The first step is understanding how diseases are introduced to your garden. Some diseases find their way into a garden as spores, blown along on the wind, while others come to the garden via insects that carry the bacteria or virus from plant to plant while they feed. Even more diseases could be laying dormant in your soil before you even decided that you wanted to plant anything. Seeds or young plants introduced to your garden soil could also be carrying disease, and in planting you could be sowing the seeds to disaster without ever knowing. This could lead to seedlings dying before they even emerge from the soil, or growing for a short while and then developing the signs of illness. If any disease is not spotted quickly the virus, fungus or bacterium at the root of the problem could quickly become nearly impossible to eradicate. While all those dangers are formidable, do not panic. There are several things you can do to get off to the cleanest start possible.
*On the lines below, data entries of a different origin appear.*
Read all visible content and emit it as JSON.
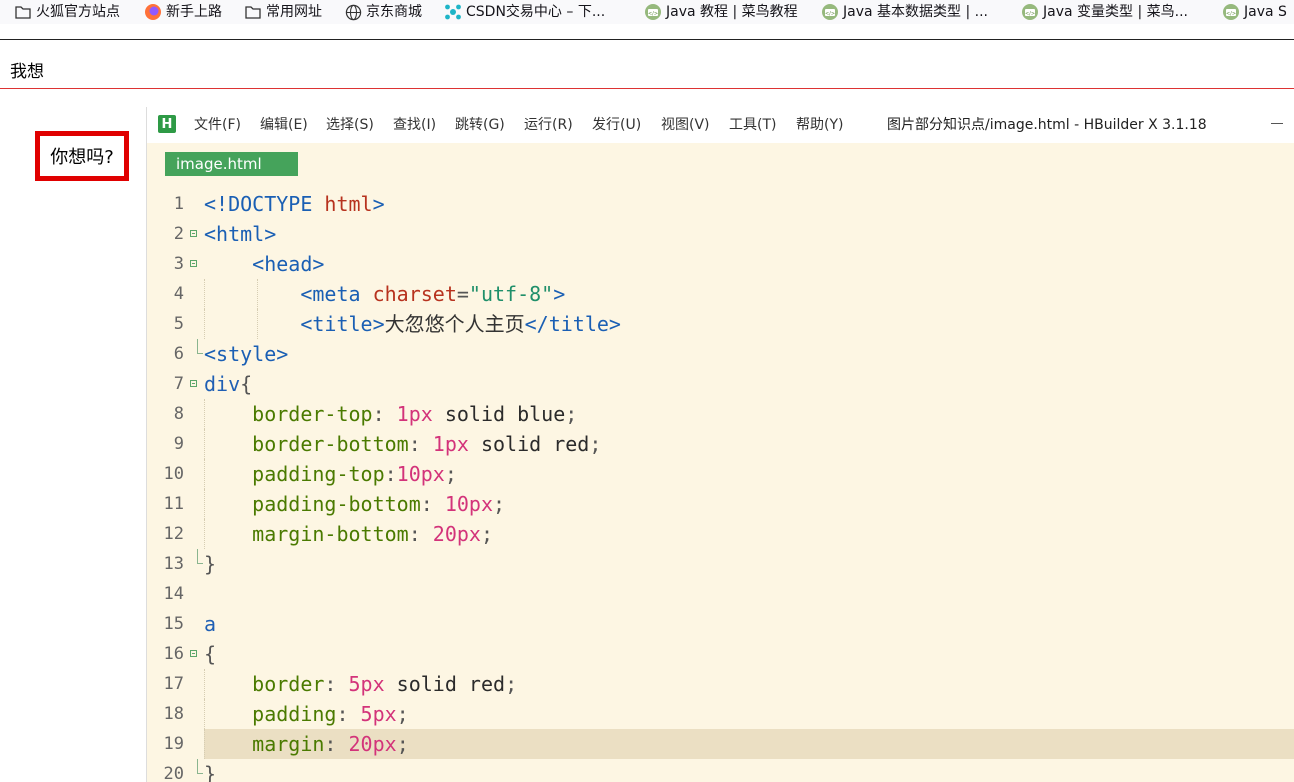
{
  "bookmarks": [
    {
      "icon": "folder-icon",
      "label": "火狐官方站点"
    },
    {
      "icon": "firefox-icon",
      "label": "新手上路"
    },
    {
      "icon": "folder-icon",
      "label": "常用网址"
    },
    {
      "icon": "globe-icon",
      "label": "京东商城"
    },
    {
      "icon": "csdn-icon",
      "label": "CSDN交易中心 – 下..."
    },
    {
      "icon": "runoob-icon",
      "label": "Java 教程 | 菜鸟教程"
    },
    {
      "icon": "runoob-icon",
      "label": "Java 基本数据类型 | ..."
    },
    {
      "icon": "runoob-icon",
      "label": "Java 变量类型 | 菜鸟..."
    },
    {
      "icon": "runoob-icon",
      "label": "Java S"
    }
  ],
  "page": {
    "heading": "我想",
    "box_text": "你想吗?"
  },
  "editor": {
    "logo": "H",
    "menu": [
      "文件(F)",
      "编辑(E)",
      "选择(S)",
      "查找(I)",
      "跳转(G)",
      "运行(R)",
      "发行(U)",
      "视图(V)",
      "工具(T)",
      "帮助(Y)"
    ],
    "window_title": "图片部分知识点/image.html - HBuilder X 3.1.18",
    "tab": "image.html",
    "lines": [
      {
        "n": "1",
        "tokens": [
          [
            "tag",
            "<!DOCTYPE "
          ],
          [
            "name",
            "html"
          ],
          [
            "tag",
            ">"
          ]
        ]
      },
      {
        "n": "2",
        "tokens": [
          [
            "tag",
            "<html>"
          ]
        ]
      },
      {
        "n": "3",
        "tokens": [
          [
            "tag",
            "    <head>"
          ]
        ]
      },
      {
        "n": "4",
        "tokens": [
          [
            "tag",
            "        <meta "
          ],
          [
            "attr",
            "charset"
          ],
          [
            "punct",
            "="
          ],
          [
            "str",
            "\"utf-8\""
          ],
          [
            "tag",
            ">"
          ]
        ]
      },
      {
        "n": "5",
        "tokens": [
          [
            "tag",
            "        <title>"
          ],
          [
            "cn",
            "大忽悠个人主页"
          ],
          [
            "tag",
            "</title>"
          ]
        ]
      },
      {
        "n": "6",
        "tokens": [
          [
            "tag",
            "<style>"
          ]
        ]
      },
      {
        "n": "7",
        "tokens": [
          [
            "sel",
            "div"
          ],
          [
            "punct",
            "{"
          ]
        ]
      },
      {
        "n": "8",
        "tokens": [
          [
            "prop",
            "    border-top"
          ],
          [
            "punct",
            ": "
          ],
          [
            "num",
            "1px"
          ],
          [
            "val",
            " solid blue"
          ],
          [
            "punct",
            ";"
          ]
        ]
      },
      {
        "n": "9",
        "tokens": [
          [
            "prop",
            "    border-bottom"
          ],
          [
            "punct",
            ": "
          ],
          [
            "num",
            "1px"
          ],
          [
            "val",
            " solid red"
          ],
          [
            "punct",
            ";"
          ]
        ]
      },
      {
        "n": "10",
        "tokens": [
          [
            "prop",
            "    padding-top"
          ],
          [
            "punct",
            ":"
          ],
          [
            "num",
            "10px"
          ],
          [
            "punct",
            ";"
          ]
        ]
      },
      {
        "n": "11",
        "tokens": [
          [
            "prop",
            "    padding-bottom"
          ],
          [
            "punct",
            ": "
          ],
          [
            "num",
            "10px"
          ],
          [
            "punct",
            ";"
          ]
        ]
      },
      {
        "n": "12",
        "tokens": [
          [
            "prop",
            "    margin-bottom"
          ],
          [
            "punct",
            ": "
          ],
          [
            "num",
            "20px"
          ],
          [
            "punct",
            ";"
          ]
        ]
      },
      {
        "n": "13",
        "tokens": [
          [
            "punct",
            "}"
          ]
        ]
      },
      {
        "n": "14",
        "tokens": []
      },
      {
        "n": "15",
        "tokens": [
          [
            "sel",
            "a"
          ]
        ]
      },
      {
        "n": "16",
        "tokens": [
          [
            "punct",
            "{"
          ]
        ]
      },
      {
        "n": "17",
        "tokens": [
          [
            "prop",
            "    border"
          ],
          [
            "punct",
            ": "
          ],
          [
            "num",
            "5px"
          ],
          [
            "val",
            " solid red"
          ],
          [
            "punct",
            ";"
          ]
        ]
      },
      {
        "n": "18",
        "tokens": [
          [
            "prop",
            "    padding"
          ],
          [
            "punct",
            ": "
          ],
          [
            "num",
            "5px"
          ],
          [
            "punct",
            ";"
          ]
        ]
      },
      {
        "n": "19",
        "tokens": [
          [
            "prop",
            "    margin"
          ],
          [
            "punct",
            ": "
          ],
          [
            "num",
            "20px"
          ],
          [
            "punct",
            ";"
          ]
        ]
      },
      {
        "n": "20",
        "tokens": [
          [
            "punct",
            "}"
          ]
        ]
      }
    ]
  }
}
Seeds are a simple first step. If you think about it, no seed company wants to be known as one that sells problems. Therefore, most reputable seed companies have some level of screening program in place to prevent diseases from being sold in their seed packets. To be certain the company you plan on buying from does adequate screenings, do some research. Check their website or read their seed packets to see how comprehensive the program is. It is also valuable to check whether the company treats their seeds with hot water to kill disease organisms. If you are using seeds that you have collected from previous harvests, or via seed swap from a fellow gardener, there is certain a level of disease risk. Be certain to harvest seeds from the most vigorous and healthy plants.
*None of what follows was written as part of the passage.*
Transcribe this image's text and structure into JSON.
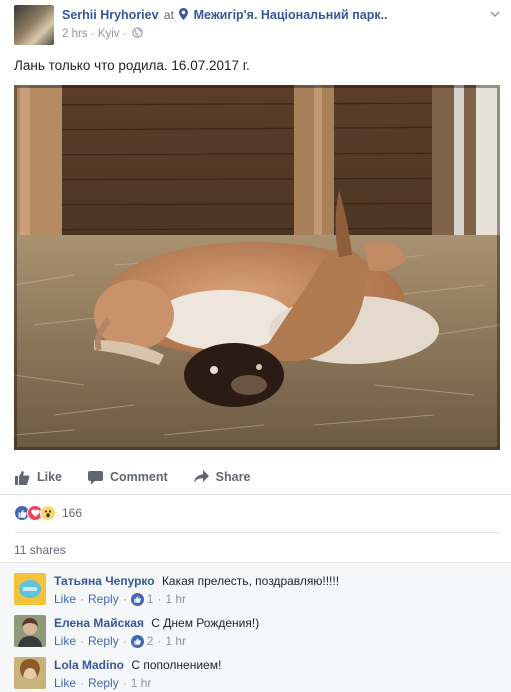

Seedlings and other plants purchased from a garden center, nursery, or any other source should be labeled with a warning label. Just because the plant appears to be healthy, there are no guaranties. They could seem healthy because of the pampered life they might have had thus far in a greenhouse. Since you have no knowledge of the seeds that were used to grow these plants, or the soil, you have no idea of it they could have been infected with something from the start. If they have been infected with something they will likely show symptoms only after you have gotten them home, and introduced them into your garden soil. One way to lessen this risk is to buy your plants from a trusted, local grower. The option with the least risk is to grow your own seedlings from clean seed and use your own transplants when the time is right.
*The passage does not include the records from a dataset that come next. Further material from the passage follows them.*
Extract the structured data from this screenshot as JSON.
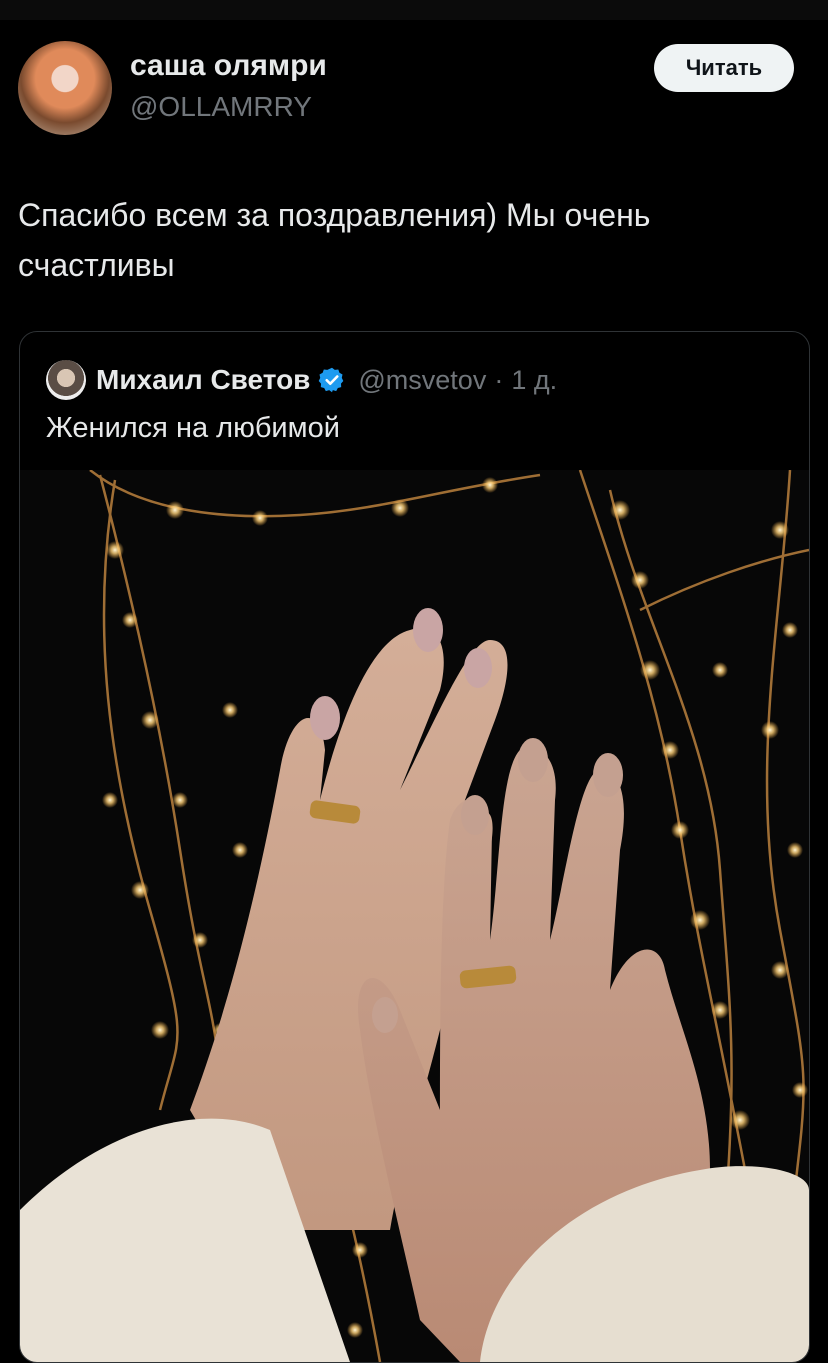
{
  "post": {
    "author_name": "саша олямри",
    "author_handle": "@OLLAMRRY",
    "follow_label": "Читать",
    "text": "Спасибо всем за поздравления) Мы очень счастливы"
  },
  "quote": {
    "author_name": "Михаил Светов",
    "author_handle": "@msvetov",
    "separator": "·",
    "time": "1 д.",
    "text": "Женился на любимой",
    "verified_color": "#1d9bf0"
  },
  "icons": {
    "verified": "verified-badge-icon"
  }
}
Now, as you might have guessed, staying completely disease free is sometimes nigh on impossible. However, there are many more plants out there that have been bred to be disease resistant. This does not mean that they will suffer no ill effects from infection or illness, but they are better able to fight off the miniscule invaders. If you have a specific issue that has plagued your gardens and know what you are most likely to have to battle, then you can seek out plants bred to be resistant for the particular infection. If a specific evil has been rampant in your general area for the last few years, even if it has not hit you yet, you could avoid some of the heart ache involved in losing crops. This is not a complete solution, since there are several varieties that are now available with resistance to one or two of the most common diseases, there are few that are resistant to my main nemesis, late blight. When in doubt you should always feel free to ask a professional at your local nursery, a representative at your favorite seed company or fellow gardeners for recommendations or suggestion.
While doing your best to avoid issues from the very beginning might not keep all disease away, it can help keep issues to a minimum. Being proactive is the best defensive against disease. Even if you are just getting started, and are building up the soil quality and learning the ropes of gardening, in planting the cleanest seeds and plants as well as the most disease resistant plants you can enjoy a better, less stressful, harvest.